|Total percentage of adults that have a decrease in lactase activity||75%|
|Total percentage of people who maintain ability to digest lactose after childhood||40%|
|Total number of Americans who are lactose intolerant||40 million|
|Total percent of all African-American, Jewish, Mexican-American, and Native American Adults who are lactose intolerant||75%|
|Total percent of Asian-Americans that are lactose intolerant||90%|
|Average amount of time it takes for side effects of lactose intolerance to occur after intake||30 min|
Demographic and Operational Risks
While the above data would point in WWAV's favor, there is a demographic risk that needs to be disclosed. Women, Infants, and Children, the Federally funded aid program otherwise known as WIC, provides service to approximately nine million low-income women. Lactaid is a product offered under this service whereas WWAV's Silk products are not. With BMO Capital's recent downgrade of WWAV, sighting an increase in competition, this could provide further merit to their analysis. To read two analyses contra to BMO Capital's giving a greater glimpse of WWAV's fundamentals, please see the articles written by fellow Seeking Alpha contributors Marshall Hargrave and Justin Kundrat.
Furthermore, with increasing demand in their products, WWAV is increasing their COGS and overall operating costs. Most of their expenses go towards the raw materials needed for their units. They have had to utilize a third party to help with manufacturing and distributing. While third-party costs are typically very high, in WWAV's case, it will be a non-recurring expense over time as WWAV completes their capex program. The assumption on the long side would be that WWAV's top line will continue to exceed these operational costs. If history is any indicator, WWAV looks to do so.
A Word on EV and Vertical Merger Possibilities
Enterprise value is a crucial metric to look at as it incorporates the value of a company including all of their debt (junior or senior). This not merely gives a glimpse of the health of a company, but also gives a glimpse of how healthy an acquisition of a given company could be. While many have written on WWAV's EV/EBITDA ratio and mentioned they have the lowest against their main competitors, making them ripe for a potential buyout, I would like to further suggest that perhaps WWAV is more interested in buying out other companies, evoking vertical mergers. Sure, if the price were right, they would accept an offer. But if you review CEO Engles' history and if you review WWAV's business focus from their website and filings, it would suggest they are wanting to expand and do so rapidly, creating a potential long-term value opportunity with WWAV.
With earnings due out a little more than a month from now, the metrics to focus in their next 10-Q will be their COGS and overall operating costs, and any outlook the company may have with regards to the effect U.S. interest rates rising and the effect LIBOR rates may have on their domestic and European operations.

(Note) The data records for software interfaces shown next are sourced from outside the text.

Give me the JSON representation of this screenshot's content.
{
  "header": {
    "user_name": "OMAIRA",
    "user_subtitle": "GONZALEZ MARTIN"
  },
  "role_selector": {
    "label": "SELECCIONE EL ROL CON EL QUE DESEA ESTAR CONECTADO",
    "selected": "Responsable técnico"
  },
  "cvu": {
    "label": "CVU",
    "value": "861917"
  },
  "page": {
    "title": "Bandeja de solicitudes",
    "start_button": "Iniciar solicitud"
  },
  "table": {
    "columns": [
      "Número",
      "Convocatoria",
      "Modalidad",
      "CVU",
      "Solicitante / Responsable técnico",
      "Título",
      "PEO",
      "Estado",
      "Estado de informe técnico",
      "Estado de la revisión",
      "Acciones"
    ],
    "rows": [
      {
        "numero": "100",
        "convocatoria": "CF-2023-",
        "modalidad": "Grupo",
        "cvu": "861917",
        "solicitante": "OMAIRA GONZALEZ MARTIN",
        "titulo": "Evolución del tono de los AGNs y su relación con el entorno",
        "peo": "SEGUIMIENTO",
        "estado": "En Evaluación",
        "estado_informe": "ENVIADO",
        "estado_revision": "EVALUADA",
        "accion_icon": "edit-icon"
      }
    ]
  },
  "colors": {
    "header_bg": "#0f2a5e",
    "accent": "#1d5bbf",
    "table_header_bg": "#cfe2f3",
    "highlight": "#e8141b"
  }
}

Others have suggested higher upside over the long term for WWAV, and that could come to fruition. In the near term, however, I see 25% over the next six months, giving them a $23 price target by the end of Q1 2014.